▶ [Task to complete]:
Set down every record below exactly as written.

▶ [Records supplied]:
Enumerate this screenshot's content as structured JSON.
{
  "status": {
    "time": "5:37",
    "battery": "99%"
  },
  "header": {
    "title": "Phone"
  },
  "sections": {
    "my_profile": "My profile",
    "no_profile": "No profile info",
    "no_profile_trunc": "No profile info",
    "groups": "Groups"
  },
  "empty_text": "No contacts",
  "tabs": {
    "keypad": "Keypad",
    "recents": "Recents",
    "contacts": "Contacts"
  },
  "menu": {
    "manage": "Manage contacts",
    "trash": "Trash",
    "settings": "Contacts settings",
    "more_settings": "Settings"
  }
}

▶ [Task output]:
Enumerate this screenshot's content as structured JSON.
{
  "status": {
    "time": "5:37",
    "battery": "99%"
  },
  "header": {
    "title": "Phone"
  },
  "sections": {
    "my_profile": "My profile",
    "no_profile": "No profile info",
    "no_profile_trunc": "No profile info",
    "groups": "Groups"
  },
  "empty_text": "No contacts",
  "tabs": {
    "keypad": "Keypad",
    "recents": "Recents",
    "contacts": "Contacts"
  },
  "menu": {
    "manage": "Manage contacts",
    "trash": "Trash",
    "settings": "Contacts settings",
    "more_settings": "Settings"
  }
}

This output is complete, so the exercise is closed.